"When these booms come, the regulatory framework is always slow catching up," said Bruce Baizel, head of the Durango-based Oil and Gas Accountability Project.
The state has adopted rules requiring disclosure of the ingredients in the frack fluids pumped into wells, increasing setbacks for drilling from homes and schools and mandating groundwater testing before and after drilling.
There is a rule pending before the state Air Quality Control Board requiring oil and gas operations to capture 95 percent of their pollutants — including the nation's first rule to control methane emissions.
"We are making efforts to address each issue," said Matt Lepore, director of the Colorado Oil and Gas Conservation Commission.
The commission is expanding its inspection staff to 28 from 17 and adding additional personnel as well, Lepore said.
Still, environmental and community groups had pushed for bigger setbacks and even more inspectors, and criticized the water rules because the Wattenberg Field, where most of the drilling is taking place, has a less rigorous standard than the rest of the state.

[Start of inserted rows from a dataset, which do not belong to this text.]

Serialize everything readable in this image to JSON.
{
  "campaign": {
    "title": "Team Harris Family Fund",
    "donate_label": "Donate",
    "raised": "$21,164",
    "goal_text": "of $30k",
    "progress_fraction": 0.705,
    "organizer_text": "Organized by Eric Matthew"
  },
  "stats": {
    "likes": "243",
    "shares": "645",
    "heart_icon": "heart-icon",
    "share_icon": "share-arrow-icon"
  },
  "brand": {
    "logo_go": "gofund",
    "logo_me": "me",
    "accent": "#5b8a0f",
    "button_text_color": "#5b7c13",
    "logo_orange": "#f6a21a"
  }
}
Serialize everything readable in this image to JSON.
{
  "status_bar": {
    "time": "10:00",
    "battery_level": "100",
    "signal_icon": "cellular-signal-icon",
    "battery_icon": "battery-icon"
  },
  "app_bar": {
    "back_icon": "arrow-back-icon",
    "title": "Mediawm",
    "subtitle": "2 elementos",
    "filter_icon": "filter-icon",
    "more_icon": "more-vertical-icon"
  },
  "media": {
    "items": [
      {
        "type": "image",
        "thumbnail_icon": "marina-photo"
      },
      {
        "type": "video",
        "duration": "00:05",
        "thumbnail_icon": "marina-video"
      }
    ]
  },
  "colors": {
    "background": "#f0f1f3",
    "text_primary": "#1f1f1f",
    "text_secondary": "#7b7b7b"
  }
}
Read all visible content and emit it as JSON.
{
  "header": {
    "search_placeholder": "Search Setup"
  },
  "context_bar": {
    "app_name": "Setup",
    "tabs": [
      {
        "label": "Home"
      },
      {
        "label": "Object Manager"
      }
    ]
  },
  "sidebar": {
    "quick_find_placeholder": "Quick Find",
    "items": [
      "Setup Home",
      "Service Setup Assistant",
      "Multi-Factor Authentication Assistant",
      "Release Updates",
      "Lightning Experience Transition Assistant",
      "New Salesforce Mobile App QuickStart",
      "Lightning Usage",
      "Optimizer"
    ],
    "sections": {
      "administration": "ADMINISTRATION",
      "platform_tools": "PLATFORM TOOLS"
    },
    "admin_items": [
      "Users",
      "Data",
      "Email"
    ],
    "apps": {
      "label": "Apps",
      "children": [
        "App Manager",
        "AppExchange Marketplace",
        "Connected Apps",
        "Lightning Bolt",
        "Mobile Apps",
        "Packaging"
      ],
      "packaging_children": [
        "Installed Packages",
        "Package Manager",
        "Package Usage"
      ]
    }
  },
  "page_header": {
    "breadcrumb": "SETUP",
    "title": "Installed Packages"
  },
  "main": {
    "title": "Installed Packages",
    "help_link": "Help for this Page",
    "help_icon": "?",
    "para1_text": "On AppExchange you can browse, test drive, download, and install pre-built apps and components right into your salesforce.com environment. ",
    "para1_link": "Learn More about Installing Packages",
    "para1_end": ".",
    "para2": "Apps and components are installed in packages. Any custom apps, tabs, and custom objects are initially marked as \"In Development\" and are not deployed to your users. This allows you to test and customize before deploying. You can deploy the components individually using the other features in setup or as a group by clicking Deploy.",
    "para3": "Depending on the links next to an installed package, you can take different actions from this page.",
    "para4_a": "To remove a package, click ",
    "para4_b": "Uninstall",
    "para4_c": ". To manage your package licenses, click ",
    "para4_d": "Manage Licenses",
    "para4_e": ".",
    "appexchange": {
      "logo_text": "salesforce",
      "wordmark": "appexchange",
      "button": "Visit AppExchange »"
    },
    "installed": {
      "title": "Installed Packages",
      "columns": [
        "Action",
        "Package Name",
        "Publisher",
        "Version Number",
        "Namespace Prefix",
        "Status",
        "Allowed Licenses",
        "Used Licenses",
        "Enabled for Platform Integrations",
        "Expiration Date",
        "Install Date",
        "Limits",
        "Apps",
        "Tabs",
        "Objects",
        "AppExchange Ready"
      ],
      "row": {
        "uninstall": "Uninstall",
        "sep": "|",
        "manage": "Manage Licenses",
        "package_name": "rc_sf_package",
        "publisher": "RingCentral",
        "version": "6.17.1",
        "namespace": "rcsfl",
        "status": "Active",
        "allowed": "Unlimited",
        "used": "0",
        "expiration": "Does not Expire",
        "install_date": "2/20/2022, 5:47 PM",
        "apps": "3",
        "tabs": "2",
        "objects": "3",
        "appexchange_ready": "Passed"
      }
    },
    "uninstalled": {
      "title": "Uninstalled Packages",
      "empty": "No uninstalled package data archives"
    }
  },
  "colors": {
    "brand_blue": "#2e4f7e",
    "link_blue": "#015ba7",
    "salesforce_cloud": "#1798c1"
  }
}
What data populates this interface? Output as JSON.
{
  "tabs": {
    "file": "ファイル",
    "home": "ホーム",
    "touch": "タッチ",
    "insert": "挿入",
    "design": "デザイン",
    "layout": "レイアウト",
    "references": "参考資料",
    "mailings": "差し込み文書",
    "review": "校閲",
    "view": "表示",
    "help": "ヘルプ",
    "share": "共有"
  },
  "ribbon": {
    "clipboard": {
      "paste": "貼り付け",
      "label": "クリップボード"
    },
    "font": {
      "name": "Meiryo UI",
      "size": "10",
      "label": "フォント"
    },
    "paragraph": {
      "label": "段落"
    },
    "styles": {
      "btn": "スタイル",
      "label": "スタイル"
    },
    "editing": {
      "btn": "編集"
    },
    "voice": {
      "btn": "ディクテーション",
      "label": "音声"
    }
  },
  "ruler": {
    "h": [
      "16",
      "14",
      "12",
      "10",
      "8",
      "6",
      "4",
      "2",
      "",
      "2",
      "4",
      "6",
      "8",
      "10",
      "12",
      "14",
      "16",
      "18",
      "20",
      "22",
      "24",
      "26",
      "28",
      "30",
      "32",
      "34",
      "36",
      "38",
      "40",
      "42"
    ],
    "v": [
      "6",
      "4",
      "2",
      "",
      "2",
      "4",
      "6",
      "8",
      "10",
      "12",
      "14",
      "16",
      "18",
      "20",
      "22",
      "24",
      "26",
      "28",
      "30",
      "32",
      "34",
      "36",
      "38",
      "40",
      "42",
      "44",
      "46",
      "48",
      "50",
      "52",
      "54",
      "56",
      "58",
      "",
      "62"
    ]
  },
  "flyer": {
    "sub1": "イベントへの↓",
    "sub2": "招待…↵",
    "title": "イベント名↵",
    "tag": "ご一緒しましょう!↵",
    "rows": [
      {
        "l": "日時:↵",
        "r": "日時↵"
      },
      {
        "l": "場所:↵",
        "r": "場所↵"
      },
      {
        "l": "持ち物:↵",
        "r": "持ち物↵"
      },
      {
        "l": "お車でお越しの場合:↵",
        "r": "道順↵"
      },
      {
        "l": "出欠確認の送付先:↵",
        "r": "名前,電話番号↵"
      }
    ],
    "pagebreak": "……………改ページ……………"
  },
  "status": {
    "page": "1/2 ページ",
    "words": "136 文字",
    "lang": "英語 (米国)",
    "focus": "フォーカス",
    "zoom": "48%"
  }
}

"The state is doing a good job trying to catch up, but there is still a lot of work to do," said Dan Grossman, regional director for the Environmental Defense Fund.